- Alternative Ideas from 10 (Almost) Forgotten Economists by Irene van Staveren, from 2021, chapter 5. This book emphasizes often ignored and neglected ideas and contains chapters on the ideas of Barbara Bergmann on gender biases.
- The Handbook of Economic Sociology by Neil J. Smelser and Richard Swedberg, from 2005, chapters 12, 14, 17 and 25. This extensive and yet accessible book for non-sociologists, provides an impressive and useful overview of the field of economic sociology, including four chapters on labour markets and trade unions, work and occupations, networks, and education.
- Job Search and Network Composition: Implications of the Strength-of-Weak-Ties Hypothesis by James Montgomery, from 1992. An influential paper in social network analysis on the importance of ‘weak ties for finding a job and the level of the wage.
- Labour: A Heterodox Approach by Jean Vercherand, from 2014. This short book introduces students to the economics of labour in a pluralist and historically grounded way, paying attention to classical, neoclassical, Keynesian, Marxian and Schumpeterian theories and ideas.
- Economics of Imperfect Labor Markets by Tito Boeri and Jan van Ours, from 2013. This advanced textbook focuses on the economics of labour market institutions, such as minimum wages, unemployment policies, employment regulation, family policies, wage negotiations, pensions, education and migration policy.
- The Sociology of Work: Introduction by Keith Grint, from 1991. This book provides a broad introduction of work by discussing its history, different classical and contemporary theories, industrial relations, gender, race/ethnicity, technology and globalization.

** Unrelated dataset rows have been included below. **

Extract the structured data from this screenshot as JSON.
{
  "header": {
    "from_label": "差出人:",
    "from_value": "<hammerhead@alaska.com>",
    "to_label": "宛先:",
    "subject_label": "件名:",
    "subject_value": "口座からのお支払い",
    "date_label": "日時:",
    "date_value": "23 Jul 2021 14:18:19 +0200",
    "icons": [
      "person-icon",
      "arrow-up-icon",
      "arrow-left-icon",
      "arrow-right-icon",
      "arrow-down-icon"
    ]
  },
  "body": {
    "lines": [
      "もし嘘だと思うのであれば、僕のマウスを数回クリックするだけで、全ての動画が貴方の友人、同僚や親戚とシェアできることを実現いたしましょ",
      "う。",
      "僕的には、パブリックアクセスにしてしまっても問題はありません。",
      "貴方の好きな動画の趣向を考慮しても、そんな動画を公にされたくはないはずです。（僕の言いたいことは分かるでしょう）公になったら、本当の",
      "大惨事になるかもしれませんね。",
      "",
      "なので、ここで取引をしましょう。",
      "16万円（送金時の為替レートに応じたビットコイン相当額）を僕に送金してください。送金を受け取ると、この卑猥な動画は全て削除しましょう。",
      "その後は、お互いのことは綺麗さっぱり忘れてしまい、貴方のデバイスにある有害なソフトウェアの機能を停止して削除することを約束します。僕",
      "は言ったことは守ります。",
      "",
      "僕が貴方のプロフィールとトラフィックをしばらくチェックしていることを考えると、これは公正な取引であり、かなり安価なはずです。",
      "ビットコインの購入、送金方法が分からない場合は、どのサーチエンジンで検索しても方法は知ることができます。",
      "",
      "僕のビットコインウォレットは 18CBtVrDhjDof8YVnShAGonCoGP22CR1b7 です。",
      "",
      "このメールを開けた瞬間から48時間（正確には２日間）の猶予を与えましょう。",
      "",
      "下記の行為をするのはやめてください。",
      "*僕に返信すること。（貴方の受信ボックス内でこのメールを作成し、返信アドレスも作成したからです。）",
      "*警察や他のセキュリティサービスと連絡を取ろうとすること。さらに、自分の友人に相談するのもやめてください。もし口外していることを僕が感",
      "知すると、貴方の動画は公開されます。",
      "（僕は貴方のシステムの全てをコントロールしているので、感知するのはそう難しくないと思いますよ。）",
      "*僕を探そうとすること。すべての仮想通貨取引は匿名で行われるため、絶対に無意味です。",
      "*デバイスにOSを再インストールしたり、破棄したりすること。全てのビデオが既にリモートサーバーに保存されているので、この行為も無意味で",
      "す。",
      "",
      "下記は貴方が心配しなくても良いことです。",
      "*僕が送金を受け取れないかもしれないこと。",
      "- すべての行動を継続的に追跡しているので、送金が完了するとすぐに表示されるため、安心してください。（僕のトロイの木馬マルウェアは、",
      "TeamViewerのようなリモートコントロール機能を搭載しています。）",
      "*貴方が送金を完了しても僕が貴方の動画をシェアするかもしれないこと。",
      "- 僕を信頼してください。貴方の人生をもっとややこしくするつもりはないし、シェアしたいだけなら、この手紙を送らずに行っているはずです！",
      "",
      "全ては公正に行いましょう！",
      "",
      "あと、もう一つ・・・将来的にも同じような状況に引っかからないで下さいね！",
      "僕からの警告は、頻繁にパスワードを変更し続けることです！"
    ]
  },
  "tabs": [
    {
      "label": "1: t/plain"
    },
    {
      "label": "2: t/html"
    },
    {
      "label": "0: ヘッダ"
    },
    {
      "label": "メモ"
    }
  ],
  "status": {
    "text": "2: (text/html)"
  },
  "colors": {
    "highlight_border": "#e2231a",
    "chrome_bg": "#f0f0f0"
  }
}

- The Sociology of Work: Continuity and Change in Paid and Unpaid Work by Stephen Edgell, from 2005. Another, but more recent, introduction into work, focusing on de- and upskilling, alienation, fordism, unemployment, globalization, and industrial, service, domestic, non-standard and home work.
- Paid and Unpaid Labour in the Social Economy: An International Perspective by Sergio Destefanis and Marco Musella, from 2009. This book introduces students to the different ways in which work can be organized, whether it is through nonprofit organizations, voluntary associations, households, cooperatives or social enterprises.
- Getting A Job by M. Granovetter, from 1974. A classic in social network analysis introducing readers to the importance of personal relations in understanding labour market outcomes.
- The sociology of labour markets by Ralph Fevre, from 1992. This book introduces students to the sociology of labour markets and how it relates to the economics of labour markets, paying particular attention to institutions, social relations, values, and the state.
- Sourcebook of labor markets: Evolving structures and processes by Ivar Berg and Arne L. Kalleberg, from 2001. This collection of essays explores how labour markets have evolved, focusing on changing institutional structures, employment relations, inequality and discrimination.
- The Oxford Handbook of Women and the Economy by Susan L. Averett, Laura M. Argys, and Saul D. Hoffman, from 2018. One-third of this collection of essays is devoted to the role and position of women in the labour market, including chapters on the gender wage gap, labour force participation, racial differences, taxes, and the feminist perspective.
- Handbook of Labor Economics by Orley Ashenfelter & David Card, most recent edition from 2010. A collection of essays on recent research on labour markets, focusing on racial and gender inequality, human capital development and intergenerational mobility, institutional reforms and imperfect competition, and lifecycle choices and expectations.